Segment Start: Information supplied

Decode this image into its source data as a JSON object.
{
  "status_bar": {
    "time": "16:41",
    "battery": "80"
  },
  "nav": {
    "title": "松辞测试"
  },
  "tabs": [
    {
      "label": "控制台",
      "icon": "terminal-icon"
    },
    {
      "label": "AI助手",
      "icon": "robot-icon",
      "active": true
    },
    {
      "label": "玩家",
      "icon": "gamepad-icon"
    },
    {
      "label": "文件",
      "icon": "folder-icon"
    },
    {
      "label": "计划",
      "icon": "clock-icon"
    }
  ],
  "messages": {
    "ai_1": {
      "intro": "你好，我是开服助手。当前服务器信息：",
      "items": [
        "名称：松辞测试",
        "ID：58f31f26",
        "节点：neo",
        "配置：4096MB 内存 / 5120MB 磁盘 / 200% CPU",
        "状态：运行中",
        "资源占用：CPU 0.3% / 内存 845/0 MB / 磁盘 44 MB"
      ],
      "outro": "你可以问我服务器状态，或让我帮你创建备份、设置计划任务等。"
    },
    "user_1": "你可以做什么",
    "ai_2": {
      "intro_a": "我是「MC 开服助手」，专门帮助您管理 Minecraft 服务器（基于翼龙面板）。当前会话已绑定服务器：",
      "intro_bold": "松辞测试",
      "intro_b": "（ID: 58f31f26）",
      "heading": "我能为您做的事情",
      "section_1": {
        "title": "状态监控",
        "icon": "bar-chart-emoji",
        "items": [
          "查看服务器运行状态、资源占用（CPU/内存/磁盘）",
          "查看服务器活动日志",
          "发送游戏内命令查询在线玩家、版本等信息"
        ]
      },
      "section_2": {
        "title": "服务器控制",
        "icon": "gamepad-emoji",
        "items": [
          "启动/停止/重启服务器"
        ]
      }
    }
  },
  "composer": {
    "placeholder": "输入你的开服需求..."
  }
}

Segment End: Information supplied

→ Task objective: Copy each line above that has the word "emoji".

→ Task result:
        "icon": "bar-chart-emoji",
        "icon": "gamepad-emoji",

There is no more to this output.